LORD CHARLES CORNWALLIS AND THE LOYALISTS: A STUDY IN BRITISH PACIFICATION DURING THE AMERICAN REVOLUTION, 1775-1781Urwin, Gregory J. W., 1955-; Glasson, Travis (Temple University. Libraries, 2011)Many historians of the American Revolution fail to accurately assess the impact British supporters in the Thirteen Colonies had on the military dimension of the war. The Crown's American allies, commonly referred to as Loyalists, were instrumental in British operations throughout the conflict, especially in the southern colonies. Reports from the royal governors of the southern colonies numbered the Loyalists in the thousands.
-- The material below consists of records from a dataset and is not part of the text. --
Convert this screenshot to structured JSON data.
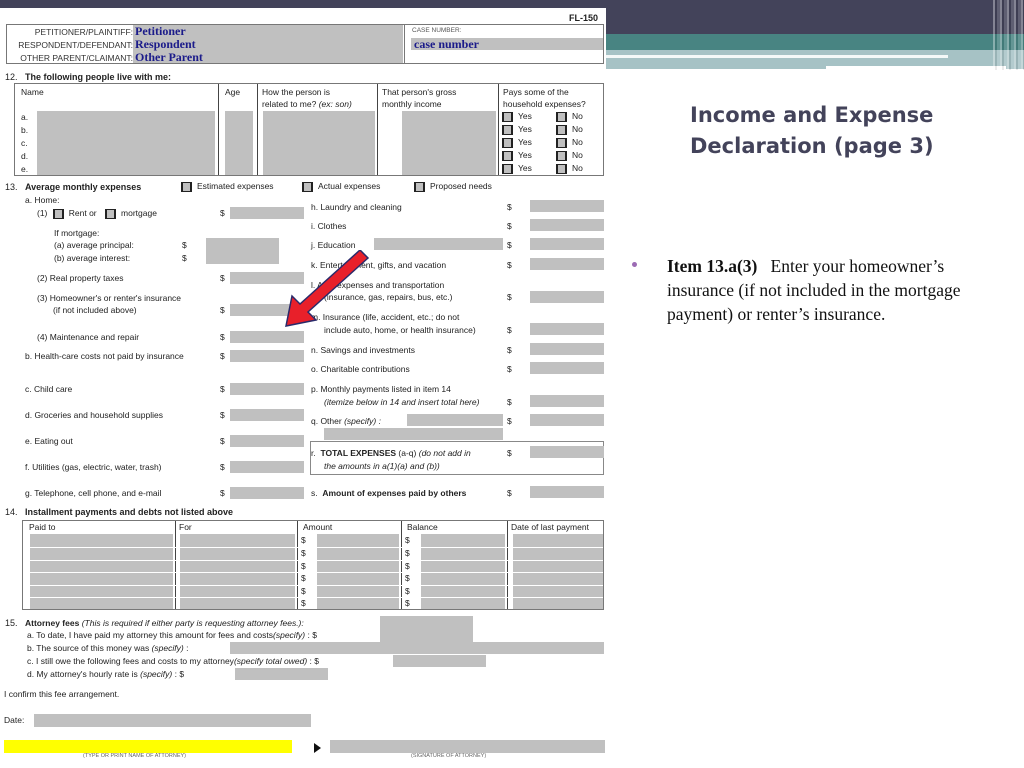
{
  "slide": {
    "title_line1": "Income and Expense",
    "title_line2": "Declaration (page 3)",
    "bullet": {
      "bold": "Item 13.a(3)",
      "text": "Enter your homeowner’s  insurance (if not included in the mortgage payment) or renter’s insurance."
    },
    "colors": {
      "header_dark": "#43435a",
      "header_teal": "#488482",
      "header_light": "#a6c2c5",
      "bullet": "#9c6bb4",
      "pointer_arrow": "#e8202a",
      "highlight": "#ffff00"
    }
  },
  "form": {
    "form_id": "FL-150",
    "caption": {
      "petitioner_label": "PETITIONER/PLAINTIFF:",
      "petitioner_value": "Petitioner",
      "respondent_label": "RESPONDENT/DEFENDANT:",
      "respondent_value": "Respondent",
      "other_label": "OTHER PARENT/CLAIMANT:",
      "other_value": "Other Parent",
      "case_number_label": "CASE NUMBER:",
      "case_number_value": "case number"
    },
    "section12": {
      "num": "12.",
      "title": "The following people live with me:",
      "headers": [
        "Name",
        "Age",
        "How the person is related to me? (ex: son)",
        "That person's gross monthly income",
        "Pays some of the household expenses?"
      ],
      "header_col3_a": "How the person is",
      "header_col3_b": "related to me?",
      "header_col3_c": "(ex: son)",
      "header_col4_a": "That person's gross",
      "header_col4_b": "monthly income",
      "header_col5_a": "Pays some of the",
      "header_col5_b": "household expenses?",
      "rows": [
        "a.",
        "b.",
        "c.",
        "d.",
        "e."
      ],
      "yes_label": "Yes",
      "no_label": "No"
    },
    "section13": {
      "num": "13.",
      "title": "Average monthly expenses",
      "options": [
        "Estimated expenses",
        "Actual expenses",
        "Proposed needs"
      ],
      "home_label": "a. Home:",
      "rent_prefix": "(1)",
      "rent_label": "Rent or",
      "mortgage_label": "mortgage",
      "if_mortgage": "If mortgage:",
      "principal": "(a)   average principal:",
      "interest": "(b)   average interest:",
      "taxes": "(2)  Real property taxes",
      "insurance_a": "(3)  Homeowner's or renter's insurance",
      "insurance_b": "(if not included above)",
      "maintenance": "(4)  Maintenance and repair",
      "left_items": [
        "b.  Health-care costs not paid by insurance",
        "c.  Child care",
        "d.  Groceries and household supplies",
        "e.  Eating out",
        "f.   Utilities (gas, electric, water, trash)",
        "g.  Telephone, cell phone, and e-mail"
      ],
      "right_items": {
        "h": "h.  Laundry and cleaning",
        "i": "i.   Clothes",
        "j": "j.   Education",
        "k": "k.  Entertainment, gifts, and vacation",
        "l_a": "l.   Auto expenses and transportation",
        "l_b": "(insurance, gas, repairs, bus, etc.)",
        "m_a": "m. Insurance (life, accident, etc.; do not",
        "m_b": "include auto, home, or health insurance)",
        "n": "n.  Savings and investments",
        "o": "o.  Charitable contributions",
        "p_a": "p.  Monthly payments listed in item 14",
        "p_b": "(itemize below in 14 and insert total here)",
        "q": "q.  Other",
        "q_italic": "(specify) :",
        "r_bold": "TOTAL EXPENSES",
        "r_prefix": "r.",
        "r_range": "(a-q)",
        "r_italic_a": "(do not add in",
        "r_italic_b": "the amounts in a(1)(a) and (b))",
        "s_prefix": "s.",
        "s_bold": "Amount of expenses paid by others"
      },
      "currency": "$"
    },
    "section14": {
      "num": "14.",
      "title": "Installment payments and debts not listed above",
      "headers": [
        "Paid to",
        "For",
        "Amount",
        "Balance",
        "Date of last payment"
      ],
      "row_count": 6,
      "currency": "$"
    },
    "section15": {
      "num": "15.",
      "title": "Attorney fees",
      "title_note": "(This is required if either party is requesting attorney fees.):",
      "a": "a.   To date, I have paid my attorney this amount for fees and costs",
      "a_italic": "(specify)",
      "a_tail": ": $",
      "b": "b.   The source of this money was",
      "b_italic": "(specify)",
      "b_tail": ":",
      "c": "c.   I still owe the following fees and costs to my attorney",
      "c_italic": "(specify total owed)",
      "c_tail": ": $",
      "d": "d.   My attorney's hourly rate is",
      "d_italic": "(specify)",
      "d_tail": ": $",
      "confirm": "I confirm this fee arrangement.",
      "date_label": "Date:",
      "name_caption": "(TYPE OR PRINT NAME OF ATTORNEY)",
      "signature_caption": "(SIGNATURE OF ATTORNEY)"
    }
  }
}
British officials in London developed a plan to Americanize the war by utilizing Loyalists more comprehensively, lessening the burden for more British troops. The first steps toward Americanizing the war occurred when General Sir Henry Clinton and Lieutenant General Charles, Second Earl, Cornwallis incorporated southern Loyalists with their British troops to reconquer the southern colonies in 1780. After the British conquest of Charleston, South Carolina in June 1780, Lieutenant General Cornwallis was awarded the independent command of the British forces in the South and was additionally charged with rallying and protecting the Loyalists in North and South Carolina. Cornwallis consistently tried to organize the Loyalists into militia corps to combat Rebel partisans operating in the Carolina backcountry, The constant failure of the Loyalist militia persuaded Cornwallis of their inability to sustain themselves. As a result, Cornwallis abandoned the southern colonies, as well as the Crown's loyal subjects, in favor of offensive operations in Virginia. His aim was to prevent the Rebel southern army from receiving supplies and recruits. Many slaves joined Cornwallis' army in Virginia and persuaded him to utilize them to replace the services provided by southern white Loyalists. These failed decisions contributed to Cornwallis' humiliating defeat at Yorktown in October 1781, effectively ending the military dimension of the American Revolution.